* **WORK REQUEST**
Please return the data that follows precisely as written, but without the images.

** Opening DATA FOR THE TASK block **

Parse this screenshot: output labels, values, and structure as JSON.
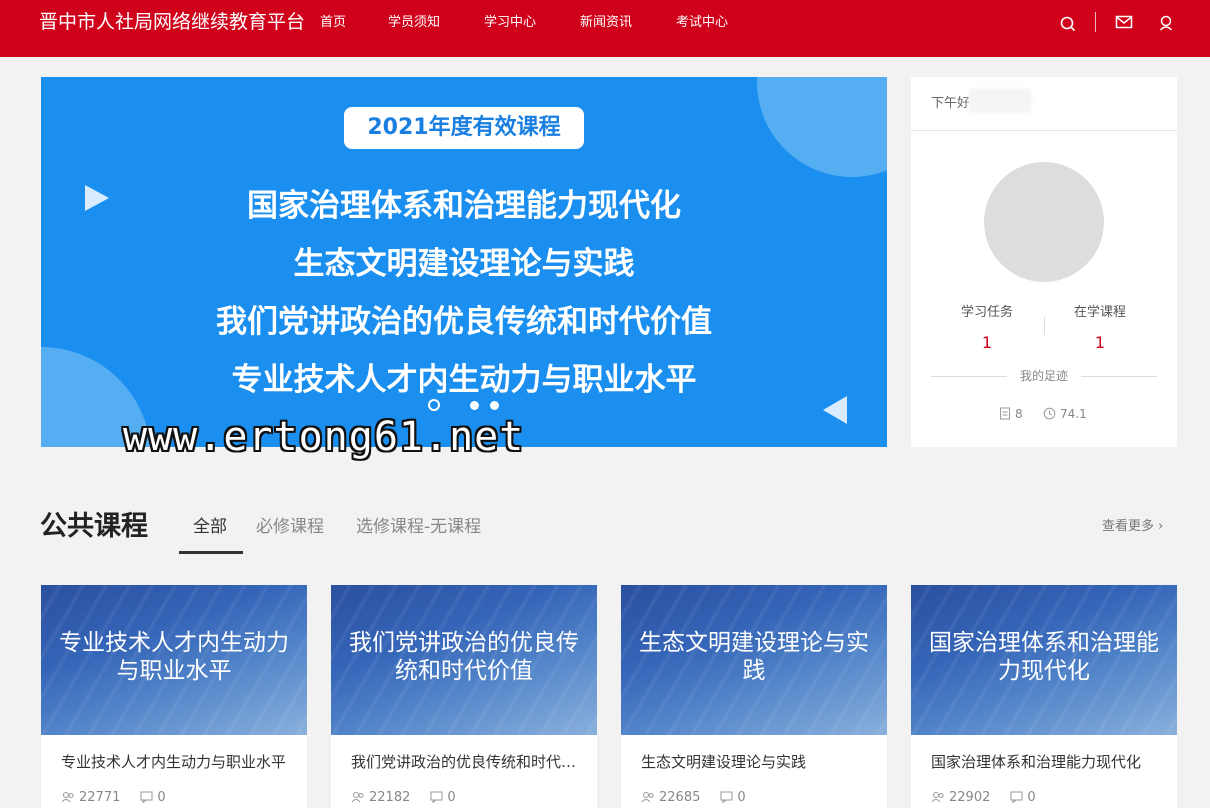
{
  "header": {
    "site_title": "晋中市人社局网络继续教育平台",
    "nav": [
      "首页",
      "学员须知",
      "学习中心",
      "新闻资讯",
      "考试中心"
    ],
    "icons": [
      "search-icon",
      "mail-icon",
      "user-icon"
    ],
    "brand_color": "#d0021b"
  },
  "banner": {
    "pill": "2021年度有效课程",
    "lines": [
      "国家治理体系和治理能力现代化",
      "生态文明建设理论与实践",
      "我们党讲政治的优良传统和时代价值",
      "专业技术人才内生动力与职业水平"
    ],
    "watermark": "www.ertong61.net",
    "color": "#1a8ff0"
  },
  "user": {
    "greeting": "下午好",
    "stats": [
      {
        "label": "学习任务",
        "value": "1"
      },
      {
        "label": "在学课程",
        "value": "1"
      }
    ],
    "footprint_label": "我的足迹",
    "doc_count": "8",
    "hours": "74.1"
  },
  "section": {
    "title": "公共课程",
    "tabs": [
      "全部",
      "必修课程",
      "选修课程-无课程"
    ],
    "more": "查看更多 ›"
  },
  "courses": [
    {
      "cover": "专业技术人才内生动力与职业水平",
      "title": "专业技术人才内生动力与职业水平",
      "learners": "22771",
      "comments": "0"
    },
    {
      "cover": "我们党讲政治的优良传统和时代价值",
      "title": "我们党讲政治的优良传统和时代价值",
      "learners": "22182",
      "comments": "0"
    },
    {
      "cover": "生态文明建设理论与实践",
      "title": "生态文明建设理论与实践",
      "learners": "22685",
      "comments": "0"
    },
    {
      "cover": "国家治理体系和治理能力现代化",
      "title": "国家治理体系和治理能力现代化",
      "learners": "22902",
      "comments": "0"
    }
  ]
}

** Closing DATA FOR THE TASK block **

* **ANSWER BELOW**
Parse this screenshot: output labels, values, and structure as JSON.
{
  "header": {
    "site_title": "晋中市人社局网络继续教育平台",
    "nav": [
      "首页",
      "学员须知",
      "学习中心",
      "新闻资讯",
      "考试中心"
    ],
    "icons": [
      "search-icon",
      "mail-icon",
      "user-icon"
    ],
    "brand_color": "#d0021b"
  },
  "banner": {
    "pill": "2021年度有效课程",
    "lines": [
      "国家治理体系和治理能力现代化",
      "生态文明建设理论与实践",
      "我们党讲政治的优良传统和时代价值",
      "专业技术人才内生动力与职业水平"
    ],
    "watermark": "www.ertong61.net",
    "color": "#1a8ff0"
  },
  "user": {
    "greeting": "下午好",
    "stats": [
      {
        "label": "学习任务",
        "value": "1"
      },
      {
        "label": "在学课程",
        "value": "1"
      }
    ],
    "footprint_label": "我的足迹",
    "doc_count": "8",
    "hours": "74.1"
  },
  "section": {
    "title": "公共课程",
    "tabs": [
      "全部",
      "必修课程",
      "选修课程-无课程"
    ],
    "more": "查看更多 ›"
  },
  "courses": [
    {
      "cover": "专业技术人才内生动力与职业水平",
      "title": "专业技术人才内生动力与职业水平",
      "learners": "22771",
      "comments": "0"
    },
    {
      "cover": "我们党讲政治的优良传统和时代价值",
      "title": "我们党讲政治的优良传统和时代价值",
      "learners": "22182",
      "comments": "0"
    },
    {
      "cover": "生态文明建设理论与实践",
      "title": "生态文明建设理论与实践",
      "learners": "22685",
      "comments": "0"
    },
    {
      "cover": "国家治理体系和治理能力现代化",
      "title": "国家治理体系和治理能力现代化",
      "learners": "22902",
      "comments": "0"
    }
  ]
}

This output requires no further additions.